* _Instructions to follow_
Leave out all pictures while repeating the records exactly and completely.

* _Working data_
'''
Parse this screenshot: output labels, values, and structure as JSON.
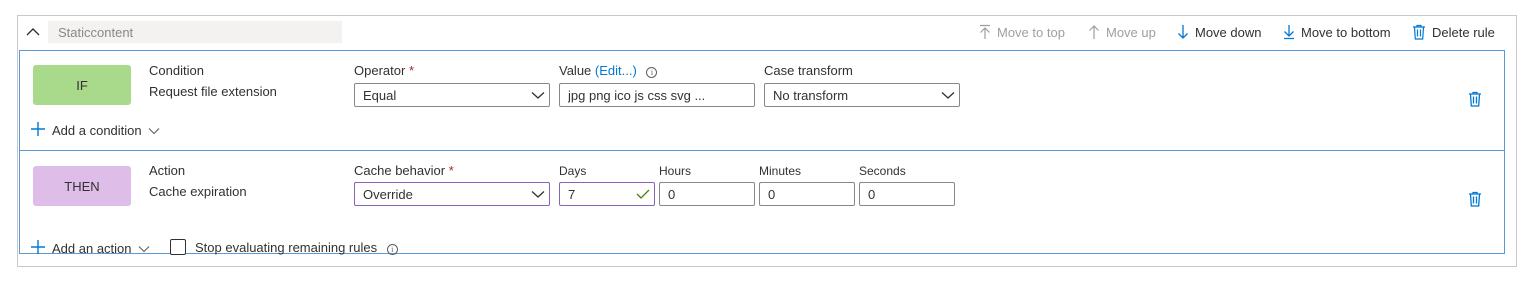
{
  "header": {
    "rule_name": "Staticcontent",
    "move_to_top": "Move to top",
    "move_up": "Move up",
    "move_down": "Move down",
    "move_to_bottom": "Move to bottom",
    "delete_rule": "Delete rule"
  },
  "if_section": {
    "badge": "IF",
    "condition_label": "Condition",
    "condition_value": "Request file extension",
    "operator_label": "Operator",
    "operator_required": "*",
    "operator_value": "Equal",
    "value_label": "Value",
    "value_edit": "(Edit...)",
    "value_value": "jpg  png  ico  js    css  svg  ...",
    "case_label": "Case transform",
    "case_value": "No transform",
    "add_condition": "Add a condition"
  },
  "then_section": {
    "badge": "THEN",
    "action_label": "Action",
    "action_value": "Cache expiration",
    "cache_label": "Cache behavior",
    "cache_required": "*",
    "cache_value": "Override",
    "days_label": "Days",
    "days_value": "7",
    "hours_label": "Hours",
    "hours_value": "0",
    "minutes_label": "Minutes",
    "minutes_value": "0",
    "seconds_label": "Seconds",
    "seconds_value": "0",
    "add_action": "Add an action",
    "stop_label": "Stop evaluating remaining rules"
  },
  "colors": {
    "accent": "#0078d4",
    "if_badge": "#a9d98b",
    "then_badge": "#dfbde9",
    "section_border": "#5b9bd5",
    "required": "#a4262c",
    "check": "#498205"
  },
  "icons": {
    "collapse": "chevron-up-icon",
    "move_to_top": "arrow-to-top-icon",
    "move_up": "arrow-up-icon",
    "move_down": "arrow-down-icon",
    "move_to_bottom": "arrow-to-bottom-icon",
    "delete": "trash-icon",
    "add": "plus-icon",
    "info": "info-icon",
    "valid": "checkmark-icon"
  }
}
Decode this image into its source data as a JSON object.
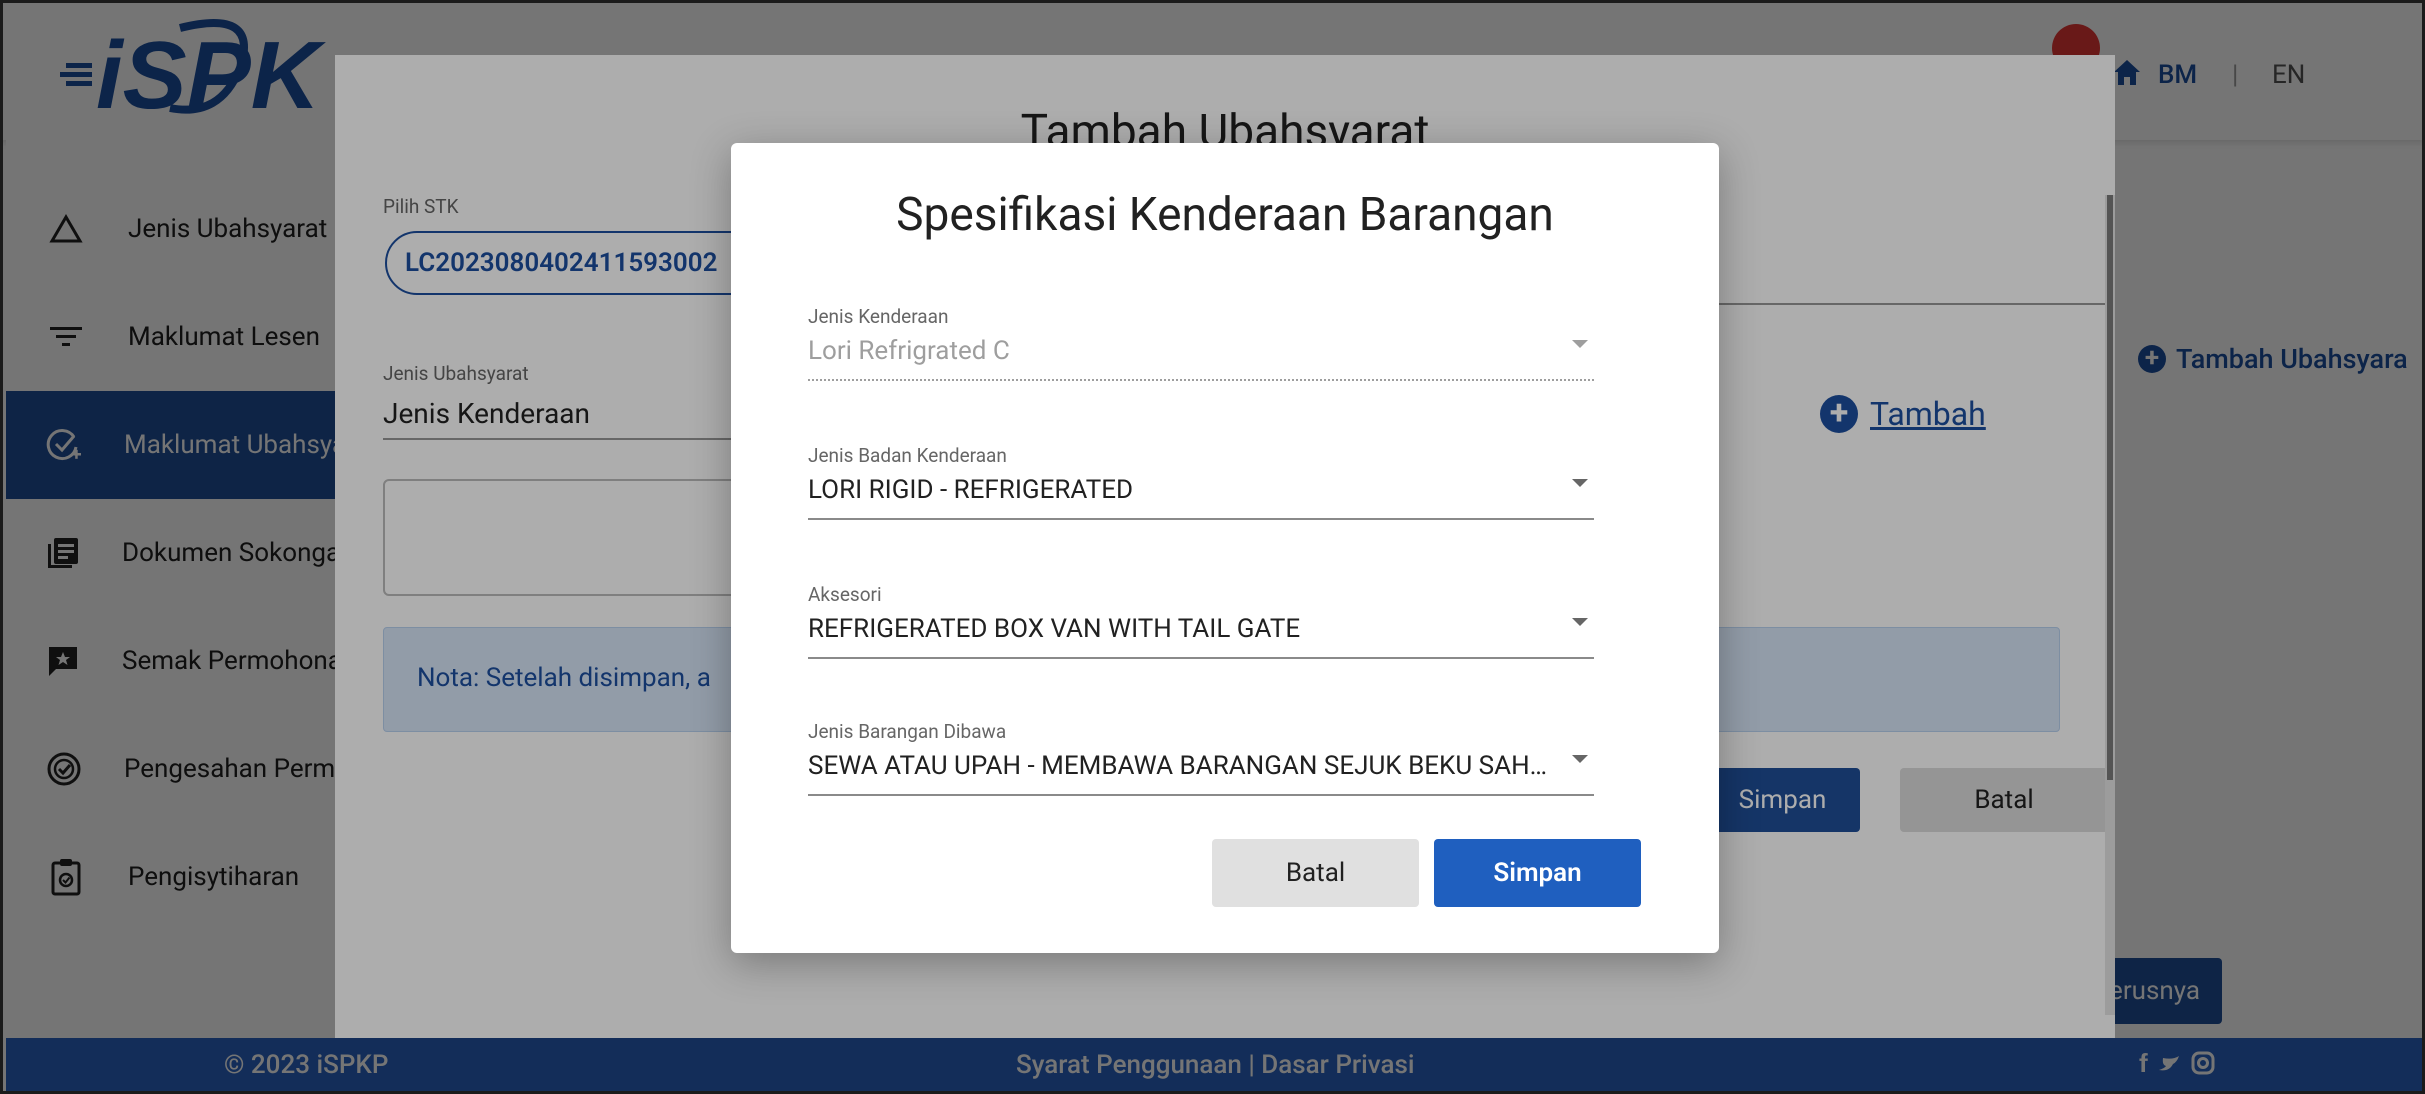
{
  "header": {
    "logo_text": "iSPKP",
    "lang_bm": "BM",
    "lang_sep": "|",
    "lang_en": "EN"
  },
  "sidebar": {
    "items": [
      {
        "label": "Jenis Ubahsyarat",
        "icon": "triangle-icon"
      },
      {
        "label": "Maklumat Lesen",
        "icon": "filter-icon"
      },
      {
        "label": "Maklumat Ubahsyarat",
        "icon": "check-circle-plus-icon",
        "active": true
      },
      {
        "label": "Dokumen Sokongan",
        "icon": "documents-icon"
      },
      {
        "label": "Semak Permohonan",
        "icon": "review-icon"
      },
      {
        "label": "Pengesahan Permohonan",
        "icon": "verified-icon"
      },
      {
        "label": "Pengisytiharan",
        "icon": "clipboard-icon"
      }
    ]
  },
  "main": {
    "tambah_ubahsyarat": "Tambah Ubahsyara",
    "next_button": "erusnya"
  },
  "dialog_tambah": {
    "title": "Tambah Ubahsyarat",
    "pilih_stk_label": "Pilih STK",
    "pilih_stk_value": "LC2023080402411593002",
    "jenis_ubahsyarat_label": "Jenis Ubahsyarat",
    "jenis_ubahsyarat_value": "Jenis Kenderaan",
    "tambah_link": "Tambah",
    "nota": "Nota: Setelah disimpan, a",
    "simpan_label": "Simpan",
    "batal_label": "Batal"
  },
  "dialog_spesifikasi": {
    "title": "Spesifikasi Kenderaan Barangan",
    "fields": [
      {
        "label": "Jenis Kenderaan",
        "value": "Lori Refrigrated C",
        "disabled": true
      },
      {
        "label": "Jenis Badan Kenderaan",
        "value": "LORI RIGID - REFRIGERATED"
      },
      {
        "label": "Aksesori",
        "value": "REFRIGERATED BOX VAN WITH TAIL GATE"
      },
      {
        "label": "Jenis Barangan Dibawa",
        "value": "SEWA ATAU UPAH - MEMBAWA BARANGAN SEJUK BEKU SAH…"
      }
    ],
    "batal_label": "Batal",
    "simpan_label": "Simpan"
  },
  "footer": {
    "copyright": "© 2023 iSPKP",
    "links": "Syarat Penggunaan | Dasar Privasi",
    "social": "f 🐦 ◎"
  },
  "colors": {
    "primary": "#1f4f98",
    "footer": "#2b64c1",
    "accent": "#1d4fa0"
  }
}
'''
* _Reply to the exercise_
Parse this screenshot: output labels, values, and structure as JSON.
{
  "header": {
    "rule_name": "Staticcontent",
    "move_to_top": "Move to top",
    "move_up": "Move up",
    "move_down": "Move down",
    "move_to_bottom": "Move to bottom",
    "delete_rule": "Delete rule"
  },
  "if_section": {
    "badge": "IF",
    "condition_label": "Condition",
    "condition_value": "Request file extension",
    "operator_label": "Operator",
    "operator_required": "*",
    "operator_value": "Equal",
    "value_label": "Value",
    "value_edit": "(Edit...)",
    "value_value": "jpg  png  ico  js    css  svg  ...",
    "case_label": "Case transform",
    "case_value": "No transform",
    "add_condition": "Add a condition"
  },
  "then_section": {
    "badge": "THEN",
    "action_label": "Action",
    "action_value": "Cache expiration",
    "cache_label": "Cache behavior",
    "cache_required": "*",
    "cache_value": "Override",
    "days_label": "Days",
    "days_value": "7",
    "hours_label": "Hours",
    "hours_value": "0",
    "minutes_label": "Minutes",
    "minutes_value": "0",
    "seconds_label": "Seconds",
    "seconds_value": "0",
    "add_action": "Add an action",
    "stop_label": "Stop evaluating remaining rules"
  },
  "colors": {
    "accent": "#0078d4",
    "if_badge": "#a9d98b",
    "then_badge": "#dfbde9",
    "section_border": "#5b9bd5",
    "required": "#a4262c",
    "check": "#498205"
  },
  "icons": {
    "collapse": "chevron-up-icon",
    "move_to_top": "arrow-to-top-icon",
    "move_up": "arrow-up-icon",
    "move_down": "arrow-down-icon",
    "move_to_bottom": "arrow-to-bottom-icon",
    "delete": "trash-icon",
    "add": "plus-icon",
    "info": "info-icon",
    "valid": "checkmark-icon"
  }
}
Decode this image into its source data as a JSON object.
{
  "header": {
    "logo_text": "iSPKP",
    "lang_bm": "BM",
    "lang_sep": "|",
    "lang_en": "EN"
  },
  "sidebar": {
    "items": [
      {
        "label": "Jenis Ubahsyarat",
        "icon": "triangle-icon"
      },
      {
        "label": "Maklumat Lesen",
        "icon": "filter-icon"
      },
      {
        "label": "Maklumat Ubahsyarat",
        "icon": "check-circle-plus-icon",
        "active": true
      },
      {
        "label": "Dokumen Sokongan",
        "icon": "documents-icon"
      },
      {
        "label": "Semak Permohonan",
        "icon": "review-icon"
      },
      {
        "label": "Pengesahan Permohonan",
        "icon": "verified-icon"
      },
      {
        "label": "Pengisytiharan",
        "icon": "clipboard-icon"
      }
    ]
  },
  "main": {
    "tambah_ubahsyarat": "Tambah Ubahsyara",
    "next_button": "erusnya"
  },
  "dialog_tambah": {
    "title": "Tambah Ubahsyarat",
    "pilih_stk_label": "Pilih STK",
    "pilih_stk_value": "LC2023080402411593002",
    "jenis_ubahsyarat_label": "Jenis Ubahsyarat",
    "jenis_ubahsyarat_value": "Jenis Kenderaan",
    "tambah_link": "Tambah",
    "nota": "Nota: Setelah disimpan, a",
    "simpan_label": "Simpan",
    "batal_label": "Batal"
  },
  "dialog_spesifikasi": {
    "title": "Spesifikasi Kenderaan Barangan",
    "fields": [
      {
        "label": "Jenis Kenderaan",
        "value": "Lori Refrigrated C",
        "disabled": true
      },
      {
        "label": "Jenis Badan Kenderaan",
        "value": "LORI RIGID - REFRIGERATED"
      },
      {
        "label": "Aksesori",
        "value": "REFRIGERATED BOX VAN WITH TAIL GATE"
      },
      {
        "label": "Jenis Barangan Dibawa",
        "value": "SEWA ATAU UPAH - MEMBAWA BARANGAN SEJUK BEKU SAH…"
      }
    ],
    "batal_label": "Batal",
    "simpan_label": "Simpan"
  },
  "footer": {
    "copyright": "© 2023 iSPKP",
    "links": "Syarat Penggunaan | Dasar Privasi",
    "social": "f 🐦 ◎"
  },
  "colors": {
    "primary": "#1f4f98",
    "footer": "#2b64c1",
    "accent": "#1d4fa0"
  }
}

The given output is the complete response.